Your instructions →
Return every line of the data that contains the string "JSON".

[Data records]
[Start of section]
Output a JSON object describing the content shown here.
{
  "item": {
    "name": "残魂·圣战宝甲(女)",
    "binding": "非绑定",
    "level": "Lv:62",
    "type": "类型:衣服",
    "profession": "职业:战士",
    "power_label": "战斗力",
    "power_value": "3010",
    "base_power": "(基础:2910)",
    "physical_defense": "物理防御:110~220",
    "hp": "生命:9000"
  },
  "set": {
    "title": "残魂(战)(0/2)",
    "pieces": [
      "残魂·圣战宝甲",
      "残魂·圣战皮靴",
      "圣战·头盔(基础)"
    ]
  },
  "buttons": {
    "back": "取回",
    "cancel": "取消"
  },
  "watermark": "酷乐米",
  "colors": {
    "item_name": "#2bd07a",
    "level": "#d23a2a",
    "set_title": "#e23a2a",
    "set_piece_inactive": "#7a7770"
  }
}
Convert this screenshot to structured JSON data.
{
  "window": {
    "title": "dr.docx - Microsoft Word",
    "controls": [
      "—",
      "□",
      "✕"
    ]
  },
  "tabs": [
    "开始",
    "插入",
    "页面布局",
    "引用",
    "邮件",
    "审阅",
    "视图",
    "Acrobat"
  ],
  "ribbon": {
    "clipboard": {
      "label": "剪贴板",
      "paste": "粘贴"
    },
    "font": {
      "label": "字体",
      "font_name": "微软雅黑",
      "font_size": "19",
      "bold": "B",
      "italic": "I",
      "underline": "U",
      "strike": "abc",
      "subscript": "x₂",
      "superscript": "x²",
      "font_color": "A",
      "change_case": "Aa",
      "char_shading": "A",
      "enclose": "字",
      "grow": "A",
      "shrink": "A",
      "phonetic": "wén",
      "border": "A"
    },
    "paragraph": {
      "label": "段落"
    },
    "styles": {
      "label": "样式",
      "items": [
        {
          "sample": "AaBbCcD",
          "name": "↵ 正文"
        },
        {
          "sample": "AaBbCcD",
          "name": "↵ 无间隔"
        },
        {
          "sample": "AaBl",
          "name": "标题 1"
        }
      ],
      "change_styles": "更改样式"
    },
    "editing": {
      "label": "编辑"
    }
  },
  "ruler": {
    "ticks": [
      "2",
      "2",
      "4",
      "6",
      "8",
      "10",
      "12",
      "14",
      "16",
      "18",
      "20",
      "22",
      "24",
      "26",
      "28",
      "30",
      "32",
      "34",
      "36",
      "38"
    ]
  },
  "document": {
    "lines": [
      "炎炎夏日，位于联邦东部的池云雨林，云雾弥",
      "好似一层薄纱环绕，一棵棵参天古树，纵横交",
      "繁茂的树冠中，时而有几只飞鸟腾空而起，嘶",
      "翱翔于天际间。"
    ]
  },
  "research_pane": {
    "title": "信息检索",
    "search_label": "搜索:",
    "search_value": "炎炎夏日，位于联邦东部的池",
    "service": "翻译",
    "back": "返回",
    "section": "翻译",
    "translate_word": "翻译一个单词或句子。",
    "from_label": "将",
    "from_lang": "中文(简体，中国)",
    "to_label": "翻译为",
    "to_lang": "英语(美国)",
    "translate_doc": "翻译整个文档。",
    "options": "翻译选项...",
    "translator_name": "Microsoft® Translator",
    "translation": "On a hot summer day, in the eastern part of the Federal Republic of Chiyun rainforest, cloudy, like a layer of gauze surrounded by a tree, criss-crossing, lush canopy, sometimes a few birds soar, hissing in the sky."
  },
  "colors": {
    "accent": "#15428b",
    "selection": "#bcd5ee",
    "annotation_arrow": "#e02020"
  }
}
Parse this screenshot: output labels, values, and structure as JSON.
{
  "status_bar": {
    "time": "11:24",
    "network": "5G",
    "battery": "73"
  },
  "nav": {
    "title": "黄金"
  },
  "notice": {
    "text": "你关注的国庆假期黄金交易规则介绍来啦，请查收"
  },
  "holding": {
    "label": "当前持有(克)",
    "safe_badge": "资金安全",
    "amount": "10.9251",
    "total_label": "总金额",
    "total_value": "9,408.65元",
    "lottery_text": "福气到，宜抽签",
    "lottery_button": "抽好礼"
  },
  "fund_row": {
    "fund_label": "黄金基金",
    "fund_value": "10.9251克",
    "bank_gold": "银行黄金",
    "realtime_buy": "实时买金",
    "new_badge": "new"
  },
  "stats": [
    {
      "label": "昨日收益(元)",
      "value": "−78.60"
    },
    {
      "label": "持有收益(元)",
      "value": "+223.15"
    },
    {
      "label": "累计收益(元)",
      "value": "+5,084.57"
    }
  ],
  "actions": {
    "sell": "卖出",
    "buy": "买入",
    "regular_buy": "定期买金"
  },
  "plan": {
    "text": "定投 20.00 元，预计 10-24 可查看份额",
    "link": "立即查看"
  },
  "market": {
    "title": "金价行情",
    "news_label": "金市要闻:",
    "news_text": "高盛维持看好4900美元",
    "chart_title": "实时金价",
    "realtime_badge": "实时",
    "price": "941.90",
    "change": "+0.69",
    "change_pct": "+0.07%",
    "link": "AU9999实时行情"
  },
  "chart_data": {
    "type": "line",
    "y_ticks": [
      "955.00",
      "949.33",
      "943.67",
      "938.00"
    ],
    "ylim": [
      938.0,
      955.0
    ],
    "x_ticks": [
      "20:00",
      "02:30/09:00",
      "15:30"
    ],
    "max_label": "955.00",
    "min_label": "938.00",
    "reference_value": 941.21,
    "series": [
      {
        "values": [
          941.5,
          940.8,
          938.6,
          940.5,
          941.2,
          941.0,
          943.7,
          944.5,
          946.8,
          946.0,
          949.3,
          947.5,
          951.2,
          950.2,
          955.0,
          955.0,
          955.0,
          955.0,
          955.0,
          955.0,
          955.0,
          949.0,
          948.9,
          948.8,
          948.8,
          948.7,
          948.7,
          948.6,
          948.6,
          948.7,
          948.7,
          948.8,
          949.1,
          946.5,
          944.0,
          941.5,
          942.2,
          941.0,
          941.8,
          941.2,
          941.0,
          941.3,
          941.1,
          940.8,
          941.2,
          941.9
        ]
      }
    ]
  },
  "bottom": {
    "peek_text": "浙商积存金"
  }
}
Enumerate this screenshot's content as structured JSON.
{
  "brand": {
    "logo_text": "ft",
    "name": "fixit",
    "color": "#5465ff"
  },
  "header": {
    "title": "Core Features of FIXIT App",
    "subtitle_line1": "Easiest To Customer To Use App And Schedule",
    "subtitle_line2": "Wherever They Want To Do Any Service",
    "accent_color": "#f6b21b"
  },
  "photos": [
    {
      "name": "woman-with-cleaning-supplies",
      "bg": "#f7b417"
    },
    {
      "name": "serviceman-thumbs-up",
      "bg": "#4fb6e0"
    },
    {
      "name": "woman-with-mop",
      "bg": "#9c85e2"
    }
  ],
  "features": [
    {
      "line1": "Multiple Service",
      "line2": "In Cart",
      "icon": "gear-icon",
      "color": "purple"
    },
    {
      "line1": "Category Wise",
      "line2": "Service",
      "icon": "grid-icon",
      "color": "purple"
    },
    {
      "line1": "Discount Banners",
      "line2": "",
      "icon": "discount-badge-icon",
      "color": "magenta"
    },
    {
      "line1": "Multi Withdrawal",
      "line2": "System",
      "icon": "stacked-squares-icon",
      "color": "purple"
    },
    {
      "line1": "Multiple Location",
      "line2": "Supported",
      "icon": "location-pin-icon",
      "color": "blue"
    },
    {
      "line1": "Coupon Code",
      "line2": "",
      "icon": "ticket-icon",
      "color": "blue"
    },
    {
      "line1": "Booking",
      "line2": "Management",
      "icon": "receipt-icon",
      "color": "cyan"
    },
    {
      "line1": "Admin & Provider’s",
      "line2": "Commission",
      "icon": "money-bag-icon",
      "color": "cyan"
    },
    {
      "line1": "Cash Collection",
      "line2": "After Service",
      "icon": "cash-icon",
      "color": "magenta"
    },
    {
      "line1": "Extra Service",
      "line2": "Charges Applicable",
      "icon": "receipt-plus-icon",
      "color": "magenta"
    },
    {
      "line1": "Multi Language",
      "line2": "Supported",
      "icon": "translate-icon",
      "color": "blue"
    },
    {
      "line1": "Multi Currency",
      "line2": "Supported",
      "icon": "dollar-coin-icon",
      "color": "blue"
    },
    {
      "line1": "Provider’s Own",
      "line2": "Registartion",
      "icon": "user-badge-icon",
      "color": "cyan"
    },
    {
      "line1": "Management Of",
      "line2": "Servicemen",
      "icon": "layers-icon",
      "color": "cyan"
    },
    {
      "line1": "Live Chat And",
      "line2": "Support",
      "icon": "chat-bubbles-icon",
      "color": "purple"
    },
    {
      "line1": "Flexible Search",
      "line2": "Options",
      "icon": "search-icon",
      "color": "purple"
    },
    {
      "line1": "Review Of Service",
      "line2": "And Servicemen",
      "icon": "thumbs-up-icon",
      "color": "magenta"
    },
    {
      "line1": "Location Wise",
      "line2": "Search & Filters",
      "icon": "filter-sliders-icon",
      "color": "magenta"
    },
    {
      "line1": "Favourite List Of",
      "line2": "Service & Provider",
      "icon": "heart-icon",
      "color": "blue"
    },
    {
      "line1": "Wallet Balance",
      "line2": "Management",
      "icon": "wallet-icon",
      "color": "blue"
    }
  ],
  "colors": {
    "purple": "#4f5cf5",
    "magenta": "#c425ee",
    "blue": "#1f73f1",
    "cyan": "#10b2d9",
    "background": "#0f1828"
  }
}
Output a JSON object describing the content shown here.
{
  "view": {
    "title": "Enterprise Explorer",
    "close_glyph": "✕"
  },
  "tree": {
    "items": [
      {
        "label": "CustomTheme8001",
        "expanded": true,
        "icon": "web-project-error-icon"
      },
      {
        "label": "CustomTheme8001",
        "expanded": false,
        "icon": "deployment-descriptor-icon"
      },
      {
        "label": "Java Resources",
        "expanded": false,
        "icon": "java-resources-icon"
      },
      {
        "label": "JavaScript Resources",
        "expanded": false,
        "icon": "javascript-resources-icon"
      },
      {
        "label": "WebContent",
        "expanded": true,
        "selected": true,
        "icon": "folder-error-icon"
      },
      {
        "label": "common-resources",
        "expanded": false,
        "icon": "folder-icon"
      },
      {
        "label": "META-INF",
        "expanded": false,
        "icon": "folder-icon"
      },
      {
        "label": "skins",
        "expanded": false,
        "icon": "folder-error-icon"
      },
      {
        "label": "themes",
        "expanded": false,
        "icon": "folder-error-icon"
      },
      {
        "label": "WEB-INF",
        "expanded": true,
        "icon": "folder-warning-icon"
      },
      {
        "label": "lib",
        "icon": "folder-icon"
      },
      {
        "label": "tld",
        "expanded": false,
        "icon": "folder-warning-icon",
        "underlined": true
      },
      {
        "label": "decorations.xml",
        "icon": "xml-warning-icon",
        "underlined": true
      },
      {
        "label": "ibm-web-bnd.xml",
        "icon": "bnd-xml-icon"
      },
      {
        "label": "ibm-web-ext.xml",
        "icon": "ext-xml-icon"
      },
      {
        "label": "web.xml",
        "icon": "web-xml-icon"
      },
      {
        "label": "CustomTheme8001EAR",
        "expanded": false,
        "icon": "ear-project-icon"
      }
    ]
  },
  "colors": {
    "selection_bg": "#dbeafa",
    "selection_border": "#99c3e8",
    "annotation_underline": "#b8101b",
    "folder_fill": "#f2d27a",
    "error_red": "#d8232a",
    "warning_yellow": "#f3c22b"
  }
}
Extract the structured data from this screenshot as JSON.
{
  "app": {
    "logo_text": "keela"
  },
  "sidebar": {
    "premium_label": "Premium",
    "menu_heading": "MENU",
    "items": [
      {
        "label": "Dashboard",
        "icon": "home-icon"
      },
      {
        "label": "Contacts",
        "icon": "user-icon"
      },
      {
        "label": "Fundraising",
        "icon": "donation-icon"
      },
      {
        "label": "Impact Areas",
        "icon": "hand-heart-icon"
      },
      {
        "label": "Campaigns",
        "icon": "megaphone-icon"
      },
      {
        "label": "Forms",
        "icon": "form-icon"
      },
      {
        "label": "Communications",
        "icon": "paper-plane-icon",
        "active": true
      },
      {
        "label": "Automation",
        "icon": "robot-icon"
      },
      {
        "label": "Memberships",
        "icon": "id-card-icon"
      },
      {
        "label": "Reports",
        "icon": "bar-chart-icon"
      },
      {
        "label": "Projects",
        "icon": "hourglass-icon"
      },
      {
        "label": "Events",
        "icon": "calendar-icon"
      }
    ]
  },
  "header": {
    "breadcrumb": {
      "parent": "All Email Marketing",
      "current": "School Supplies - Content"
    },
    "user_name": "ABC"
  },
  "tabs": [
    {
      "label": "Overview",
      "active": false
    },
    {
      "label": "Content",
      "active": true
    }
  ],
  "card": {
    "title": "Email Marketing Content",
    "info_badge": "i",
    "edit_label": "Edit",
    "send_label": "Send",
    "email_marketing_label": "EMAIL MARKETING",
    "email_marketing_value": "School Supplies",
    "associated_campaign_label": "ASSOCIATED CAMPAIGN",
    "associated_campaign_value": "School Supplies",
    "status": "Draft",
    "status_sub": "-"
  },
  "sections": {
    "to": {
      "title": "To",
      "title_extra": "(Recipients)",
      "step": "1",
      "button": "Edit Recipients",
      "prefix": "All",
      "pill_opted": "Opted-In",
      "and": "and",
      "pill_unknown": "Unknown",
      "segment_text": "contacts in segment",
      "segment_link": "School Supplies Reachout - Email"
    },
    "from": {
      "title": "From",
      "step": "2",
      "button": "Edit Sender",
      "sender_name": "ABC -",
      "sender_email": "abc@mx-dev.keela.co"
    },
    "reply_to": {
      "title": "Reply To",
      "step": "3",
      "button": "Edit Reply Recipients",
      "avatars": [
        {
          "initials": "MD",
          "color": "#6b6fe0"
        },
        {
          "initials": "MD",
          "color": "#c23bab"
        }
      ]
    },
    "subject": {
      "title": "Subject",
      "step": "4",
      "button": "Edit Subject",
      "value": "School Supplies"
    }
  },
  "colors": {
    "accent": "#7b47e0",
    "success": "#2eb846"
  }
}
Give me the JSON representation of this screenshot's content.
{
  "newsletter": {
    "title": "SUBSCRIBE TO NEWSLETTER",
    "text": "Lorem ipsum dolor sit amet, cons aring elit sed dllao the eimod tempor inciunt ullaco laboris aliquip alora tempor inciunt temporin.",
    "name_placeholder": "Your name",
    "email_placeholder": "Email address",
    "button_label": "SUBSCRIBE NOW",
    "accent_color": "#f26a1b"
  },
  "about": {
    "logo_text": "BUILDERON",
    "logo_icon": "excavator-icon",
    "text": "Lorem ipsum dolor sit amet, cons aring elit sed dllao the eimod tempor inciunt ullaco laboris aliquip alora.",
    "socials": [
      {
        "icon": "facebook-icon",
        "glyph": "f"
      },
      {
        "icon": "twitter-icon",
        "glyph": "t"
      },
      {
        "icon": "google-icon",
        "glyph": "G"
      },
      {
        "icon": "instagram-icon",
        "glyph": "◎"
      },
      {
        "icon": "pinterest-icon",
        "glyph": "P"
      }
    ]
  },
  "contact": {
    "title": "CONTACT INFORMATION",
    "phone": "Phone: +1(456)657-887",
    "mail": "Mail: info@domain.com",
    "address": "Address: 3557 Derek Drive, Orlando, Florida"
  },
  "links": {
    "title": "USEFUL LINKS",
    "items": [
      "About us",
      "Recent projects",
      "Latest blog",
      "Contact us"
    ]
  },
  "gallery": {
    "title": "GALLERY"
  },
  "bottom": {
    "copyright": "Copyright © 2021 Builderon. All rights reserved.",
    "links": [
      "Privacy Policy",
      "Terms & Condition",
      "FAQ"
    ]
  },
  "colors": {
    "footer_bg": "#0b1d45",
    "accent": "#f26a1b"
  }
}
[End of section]
Answer →
Output a JSON object describing the content shown here.
Convert this screenshot to structured JSON data.
Parse this screenshot: output labels, values, and structure as JSON.
Enumerate this screenshot's content as structured JSON.
Output a JSON object describing the content shown here.
Extract the structured data from this screenshot as JSON.
Give me the JSON representation of this screenshot's content.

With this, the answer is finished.